No, Republicans Wouldn’t Eliminate The Filibuster
Worried the GOP might eliminate the filibuster if they gain control of the Senate? Don't be.
Matt Steinglass argues that if the GOP regains control of the Senate in November, they are going to eliminate the filibuster in order to allow themselves to pass the bills they want:
If the Republicans retake the Senate next year and have the opportunity to pass major legislation, I think it very likely they’ll get rid of the filibuster, or pare it back in some complicated way that pertains to the issues they consider important. There’s nothing in the constitution about needing to have 60 votes in the Senate. Democrats would have been better able to accomplish their agenda in 2009 and 2010 if they’d scrapped the filibuster, but they’re too fragmented and hesitant to make those kinds of aggressive rule changes. Republicans have tighter party discipline, and the tea-party wing hates complex Washington rules that prevent the people’s will from being done. I don’t really see what’s going to stop the GOP from making the changes they need to pass their agenda with a simple majority, if that’s what they need to do.
Greg Sargent isn’t quite as sure as Steinglass about what might happen, but still argues that it’s a possibility if the GOP thinks they can get away with it and if a Republican wins the White House (if Obama is re-elected, as Sargent correctly points out, there’s no point in eliminating the filibuster since the veto pen still exists). Kevin Drum, on the other hand, argues that the GOP is unlikely to take this move, for some very obvious reasons:
If they really did believe they were demographically doomed, and had only two years to save America from an apocalyptic Euro-secular future of moral decay and economic disintegration, then maybe they’d think about it. But I don’t think they believe this. They believe that politics will continue pretty much the way it always has, and they’re going to need the filibuster in the future.
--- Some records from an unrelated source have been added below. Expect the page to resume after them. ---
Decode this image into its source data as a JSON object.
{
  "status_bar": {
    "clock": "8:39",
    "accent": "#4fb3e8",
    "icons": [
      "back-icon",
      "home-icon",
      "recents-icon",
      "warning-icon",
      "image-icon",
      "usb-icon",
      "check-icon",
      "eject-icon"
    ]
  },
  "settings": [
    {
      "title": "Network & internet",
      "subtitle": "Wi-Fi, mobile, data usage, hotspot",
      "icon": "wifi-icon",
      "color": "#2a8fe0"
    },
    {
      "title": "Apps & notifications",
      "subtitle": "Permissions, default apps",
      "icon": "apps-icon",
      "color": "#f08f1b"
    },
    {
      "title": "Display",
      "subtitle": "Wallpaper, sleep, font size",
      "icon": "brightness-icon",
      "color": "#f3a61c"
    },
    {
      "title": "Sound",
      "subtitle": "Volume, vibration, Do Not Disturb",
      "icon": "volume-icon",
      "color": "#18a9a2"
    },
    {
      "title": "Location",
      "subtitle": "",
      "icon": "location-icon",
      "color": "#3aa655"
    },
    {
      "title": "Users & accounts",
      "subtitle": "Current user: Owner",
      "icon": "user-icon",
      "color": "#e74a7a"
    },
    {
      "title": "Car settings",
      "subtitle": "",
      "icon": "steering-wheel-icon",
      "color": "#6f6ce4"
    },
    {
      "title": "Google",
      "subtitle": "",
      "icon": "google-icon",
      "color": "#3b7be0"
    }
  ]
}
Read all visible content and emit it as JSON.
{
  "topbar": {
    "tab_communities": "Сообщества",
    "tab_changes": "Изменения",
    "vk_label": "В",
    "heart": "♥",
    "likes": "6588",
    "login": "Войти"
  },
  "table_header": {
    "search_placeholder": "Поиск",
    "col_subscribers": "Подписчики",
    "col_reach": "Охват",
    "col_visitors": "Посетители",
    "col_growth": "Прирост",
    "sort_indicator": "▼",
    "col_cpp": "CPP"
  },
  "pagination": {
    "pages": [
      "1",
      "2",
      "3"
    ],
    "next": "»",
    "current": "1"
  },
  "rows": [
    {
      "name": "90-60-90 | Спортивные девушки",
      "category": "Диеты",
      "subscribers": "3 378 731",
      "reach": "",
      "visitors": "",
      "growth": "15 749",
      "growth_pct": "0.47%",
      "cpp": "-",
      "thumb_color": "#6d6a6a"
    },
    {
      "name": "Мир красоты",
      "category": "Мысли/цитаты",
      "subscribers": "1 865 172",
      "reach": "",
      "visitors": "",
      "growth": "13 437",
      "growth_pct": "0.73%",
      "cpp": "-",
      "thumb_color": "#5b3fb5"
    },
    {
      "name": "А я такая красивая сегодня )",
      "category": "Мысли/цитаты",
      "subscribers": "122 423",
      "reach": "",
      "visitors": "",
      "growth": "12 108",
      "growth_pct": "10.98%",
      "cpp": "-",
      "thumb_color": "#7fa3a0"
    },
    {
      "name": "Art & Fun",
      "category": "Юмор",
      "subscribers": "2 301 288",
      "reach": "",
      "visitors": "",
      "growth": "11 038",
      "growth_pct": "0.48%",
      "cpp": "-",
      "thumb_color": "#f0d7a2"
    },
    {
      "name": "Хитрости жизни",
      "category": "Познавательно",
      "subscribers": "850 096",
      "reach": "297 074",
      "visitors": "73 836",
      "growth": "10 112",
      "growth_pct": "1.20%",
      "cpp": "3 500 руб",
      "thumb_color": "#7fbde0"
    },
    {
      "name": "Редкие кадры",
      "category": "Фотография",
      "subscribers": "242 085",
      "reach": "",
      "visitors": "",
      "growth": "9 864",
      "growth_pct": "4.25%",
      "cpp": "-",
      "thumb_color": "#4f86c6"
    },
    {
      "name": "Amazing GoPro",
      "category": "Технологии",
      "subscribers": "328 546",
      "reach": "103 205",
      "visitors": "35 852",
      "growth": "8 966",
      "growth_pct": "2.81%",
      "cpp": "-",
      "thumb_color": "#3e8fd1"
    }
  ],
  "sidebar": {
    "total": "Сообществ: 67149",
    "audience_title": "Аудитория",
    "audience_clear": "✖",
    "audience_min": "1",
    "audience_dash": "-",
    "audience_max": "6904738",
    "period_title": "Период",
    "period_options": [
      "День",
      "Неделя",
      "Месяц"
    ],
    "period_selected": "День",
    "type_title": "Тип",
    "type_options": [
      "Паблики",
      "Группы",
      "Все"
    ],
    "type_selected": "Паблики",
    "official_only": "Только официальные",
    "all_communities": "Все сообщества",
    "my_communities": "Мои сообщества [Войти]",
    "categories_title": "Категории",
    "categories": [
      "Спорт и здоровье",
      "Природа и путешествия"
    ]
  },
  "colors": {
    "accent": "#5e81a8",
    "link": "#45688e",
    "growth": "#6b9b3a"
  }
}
Besides, this doesn’t even make sense on its own terms. If Republicans really do believe that their party is demographically doomed and 2012 is their last stand, this means they also believe that Democrats will take back control of the government in 2016. And if the filibuster has already been mowed down, the jig is up. We’ll have single-payer healthcare, abortion clinics on every corner, and gay marriage at gunpoint by 2017.
Either way, then, the filibuster is safe. If politics continues as normal, Republicans will need the filibuster. If Democrats are going to sweep to power in 2016, Republicans will need the filibuster. It’s not going anywhere.
While I think this demographic doom argument that Drum refers to, which is based on the Jonathan Chait article that James Joyner wrote about earlier this week, is mostly nonsense Drum is absolutely right in his assessment of how the Republicans would view the filibuster issue should they retake the Senate in 2012, or 2014 which may be more likely. Just as the Democrats have refrained from attacking the filibuster while they’ve been in the majority, based largely on the objection on long-serving members who pointed out that the Party would not always be in the majority and would want to make use of the filibuster rules someday, a resurgent Republican majority in the Senate is going to be restrained by institutional memory, and the all-too close memories of 2007-2012. After the 2010 elections, the Democrats weren’t even able to garner 50 votes for the relatively modest filibuster reform package put forward by Oregon Senator Jeff Merkley, a proposal that didn’t come anywhere close to eliminating the filibuster. What makes anyone think that the Republicans would be able to do anything different, especially since whatever majority they would have is likely to be incredibly slim to begin with?
This isn’t to say that the filibuster doesn’t stand need of reform, of course. As I noted at the time, Senator Merkley’s proposal, which would have required a Senator purporting to block a piece of legislation to be able to demonstrate support for his position in order to go forward, was a good idea. Another idea that many have suggested is to eliminate, or at least severely limit, the filibuster for nominations, especially judicial nominations. Others have suggested that a Senator purporting to filibuster a measure should actually be forced to hold the floor in order to delay Senate action in the style of Mr. Smith Goes To Washington. Perhaps we don’t need to go that far, we also don’t need to eliminate the filibuster entirely since it does serve the purpose of holding back majoritarianism and protecting the rights and interests of minorities. The odds of any reform happening, of course, is pretty slim, so Steinglass and Sargent and sleep soundly tonight. The filibuster is here to stay.